We first meet David Schofield (Constable Nye) in the local village pub. He made a similar appearance in "The Slaughtered Lamb" in An American Werewolf in London (1981). This movie is also about an American werewolf in London.
As Inspector Aberline (Hugo Weaving) talks to Mrs. Kirk (Lorraine Hilton) at the pub, a large advertisement reading "Odgen's" can be seen on the back of his newspaper. This is actually a period accurate add for Ogden Tobacco, a very popular brand of cigarettes that started in the 1860s in Britain, and existed fro more than a century. Interestingly, this company was the first to include collectible cards in its packs, featuring everything from historical figures to animals or exotic locations. Nowadays, Ogden's cards are priced collectibles and highly sought: One of the rarest and most popular ones was the 1920 famous actors series featuring Lon Chaney, Jr., the original Wolf Man.
In the original release, Lawrence Talbot is described as the greatest actor in America and a guest performer with the Royal Shakespeare company. This version includes a scene from Hamlet in which Benicio Del Toro's bad performance shows that he is completely unsuitable for playing Shakespeare. In the current revised version, there are images of Del Toro on stage as Hamlet, and a passing reference to his being an actor, but nothing more.
Francis Magee, who (unconfirmed) played the uncredited man in the bar early in this movie who first suggests a werewolf is the culprit, and Gemma Whelan, who played Gwen's (Emily Blunt's) maid, appeared on Game of Thrones (2011). Magee appeared as Yoren (2011 to 2012) and Whelan appeared as Yara Greyjoy (2012 to 2014 and 2016 to present).
Max von Sydow: Seen only in the Director's Cut in an uncredited cameo, he played a character who says he purchased the silver-headed cane at Gevaudan "lifetimes ago". Gevaudan (a French county now renamed Lozere) was famous for a series of attacks on humans in the 1760s, attributed to a werewolf-like "Beast of Gevaudan", elaborated on in Brotherhood of the Wolf (2001).
The trivia items below may give away important plot points.
Two other endings were filmed, but not used. In one, Lawrence (Benicio Del Toro) bites Gwen (Emily Blunt) on the neck before she shoots him with the silver bullet. She looks up and stares at the moon as he dies. In the other ending, Gwen does not manage to shoot Lawrence before she dies from his attack, and he stands up and stares directly at the camera and growls. Ultimately, the decision was made to have Gwen shoot Lawrence, and escape unharmed.
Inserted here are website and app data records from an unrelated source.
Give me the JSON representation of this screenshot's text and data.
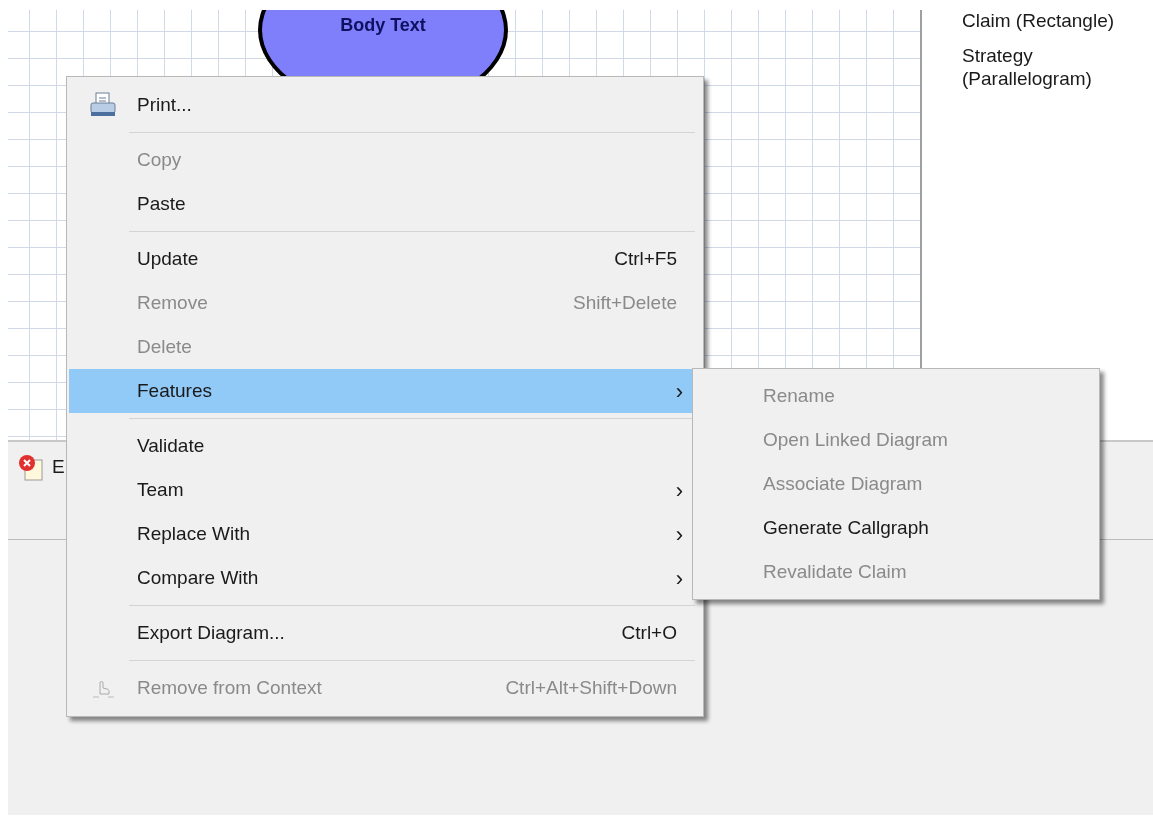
{
  "diagram": {
    "node_label": "Body Text"
  },
  "palette": {
    "items": [
      {
        "label": "Claim (Rectangle)"
      },
      {
        "label": "Strategy (Parallelogram)"
      }
    ]
  },
  "bottom_panel": {
    "tabs": [
      {
        "label": "E"
      }
    ]
  },
  "context_menu": {
    "items": [
      {
        "kind": "item",
        "label": "Print...",
        "disabled": false,
        "selected": false
      },
      {
        "kind": "separator"
      },
      {
        "kind": "item",
        "label": "Copy",
        "disabled": true,
        "selected": false
      },
      {
        "kind": "item",
        "label": "Paste",
        "disabled": false,
        "selected": false
      },
      {
        "kind": "separator"
      },
      {
        "kind": "item",
        "label": "Update",
        "shortcut": "Ctrl+F5",
        "disabled": false,
        "selected": false
      },
      {
        "kind": "item",
        "label": "Remove",
        "shortcut": "Shift+Delete",
        "disabled": true,
        "selected": false
      },
      {
        "kind": "item",
        "label": "Delete",
        "disabled": true,
        "selected": false
      },
      {
        "kind": "item",
        "label": "Features",
        "submenu_arrow": "›",
        "disabled": false,
        "selected": true
      },
      {
        "kind": "separator"
      },
      {
        "kind": "item",
        "label": "Validate",
        "disabled": false,
        "selected": false
      },
      {
        "kind": "item",
        "label": "Team",
        "submenu_arrow": "›",
        "disabled": false,
        "selected": false
      },
      {
        "kind": "item",
        "label": "Replace With",
        "submenu_arrow": "›",
        "disabled": false,
        "selected": false
      },
      {
        "kind": "item",
        "label": "Compare With",
        "submenu_arrow": "›",
        "disabled": false,
        "selected": false
      },
      {
        "kind": "separator"
      },
      {
        "kind": "item",
        "label": "Export Diagram...",
        "shortcut": "Ctrl+O",
        "disabled": false,
        "selected": false
      },
      {
        "kind": "separator"
      },
      {
        "kind": "item",
        "label": "Remove from Context",
        "shortcut": "Ctrl+Alt+Shift+Down",
        "disabled": true,
        "selected": false
      }
    ]
  },
  "submenu": {
    "items": [
      {
        "label": "Rename",
        "disabled": true
      },
      {
        "label": "Open Linked Diagram",
        "disabled": true
      },
      {
        "label": "Associate Diagram",
        "disabled": true
      },
      {
        "label": "Generate Callgraph",
        "disabled": false
      },
      {
        "label": "Revalidate Claim",
        "disabled": true
      }
    ]
  }
}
The only make-up effect, with which Rick Baker wasn't involved, was the feral mountain boy, who bit Sir John Talbot. The reason for this, is because he felt it was a mistake to show it the way seen in this movie. Roz Abery designed that make-up.